By Ruth Marcus
The White House description of President Obama’s health care proposal as his “opening bid” raises the question: With whom is he bidding? The public dance is with Republicans, but this is hardly serious. The White House does not enter Thursday’s summit expecting Republicans to make a deal.
So the real target of presidential bidding is with his own party—specifically House Democrats. The White House hopes that Blair House will turn out to be the new Baltimore, a venue, like Obama’s meeting with the Republican caucus, where a nimble president debates the opposition and wins. Not with the other party but with the public, thus stiffening Democratic spines for the difficult legislative road ahead.
In Monday’s blueprint, the president made the decision—certainly audacious and perhaps foolhardy—to press for the comprehensive, near-trillion-dollar package. Getting there would require a two-part solution. The Senate, using the majority-vote process of reconciliation, would tweak the measure along the lines suggested by the president. The House would pass both the tweaks and the underlying Senate bill.
The arithmetic of this approach is unforgiving. Even before the shock of losing the Massachusetts Senate seat, there was no margin for error in either house. This remains true, except the politics in both chambers have become that much harder.
First, the Senate. The House wants it to take the lead, for a change. But for parliamentary reasons, this is unlikely. No matter what the order, getting the measure through the Senate even under a majority-vote rule will be a challenge. Some Democrats are reluctant to take this divisive step. Assuming enough can be brought along, Republicans will still have the ability, even under reconciliation rules, to bring the Senate to a virtual standstill.
That would be the easy part.
In the House, the only way to cobble together a majority will be to secure votes from moderate Democrats who balked at passing the bill the first time around. These are the lawmakers who are the most rattled by the Massachusetts vote—with good reason. For a Democratic House member in a swing district, the politics counsel against voting yes. “This is a career-ending vote,” one Democrat told me—and this was a lawmaker who voted for the original bill.
With the House down a few members, 217 votes will be needed for passage. The original House measure passed with 220 votes—with 39 Democrats defecting. But two of those yes votes are gone: John Murtha of Pennsylvania died; Robert Wexler of Florida resigned. A third, Neil Abercrombie of Hawaii, is leaving at the end of the month to run for governor. The lone Republican voting for the measure, Joseph Cao of Louisiana, is no longer on board.
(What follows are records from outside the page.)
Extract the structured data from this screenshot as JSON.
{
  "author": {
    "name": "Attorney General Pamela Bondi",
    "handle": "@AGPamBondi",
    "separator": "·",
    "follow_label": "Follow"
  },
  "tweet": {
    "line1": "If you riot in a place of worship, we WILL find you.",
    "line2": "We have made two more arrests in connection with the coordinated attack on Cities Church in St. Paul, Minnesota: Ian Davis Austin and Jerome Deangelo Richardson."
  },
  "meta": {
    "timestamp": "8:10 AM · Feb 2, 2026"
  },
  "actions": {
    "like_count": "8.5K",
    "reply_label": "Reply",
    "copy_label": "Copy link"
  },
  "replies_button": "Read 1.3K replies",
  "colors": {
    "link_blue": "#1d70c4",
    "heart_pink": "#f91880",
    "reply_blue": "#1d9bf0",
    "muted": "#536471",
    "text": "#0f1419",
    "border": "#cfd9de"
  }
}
Meanwhile, the president’s proposal does not include the anti-abortion language inserted in the House-passed measure by Rep. Bart Stupak, D-Mich., largely because the Senate would have difficulty fiddling with its abortion language under the restrictive rules of the reconciliation process. So Stupak will be gone, and with him another five votes, perhaps even more.
There are a few liberal lawmakers who might be wooed back—Ohio’s Dennis Kucinich, for instance, voted against the first version—but not enough to make up the difference. So the fate of the measure rests with the conservative Democratic Blue Dogs. A few are retiring—including John Tanner and Bart Gordon of Tennessee—and might be persuaded to switch their votes. This would help, but likely not be enough.
Will other Democrats switch? The president’s blueprint is more moderate than the House measure but more expensive and less tough on cost control than the Senate version. According to one person present, at her meeting with House Democrats Monday night, Speaker Nancy Pelosi was bragging that 80 percent of the excise tax on high-cost insurance plans—a central cost control measure that is hated by House liberals—had been eliminated. Meanwhile, more and more Democratic senators are signing on to a letter urging that the public option be included as part of the Senate’s reconciliation package. None of this seems conducive to securing moderate votes.
Maybe the president can pull this off. My worry is that going for broke and failing will not leave time or appetite for a fallback, scaled-down plan. And the moment to do something on health care—not everything, but something significant—will have evaporated, once again.
Ruth Marcus’ e-mail address is marcusr(at symbol)washpost.com.
© 2010, Washington Post Writers Group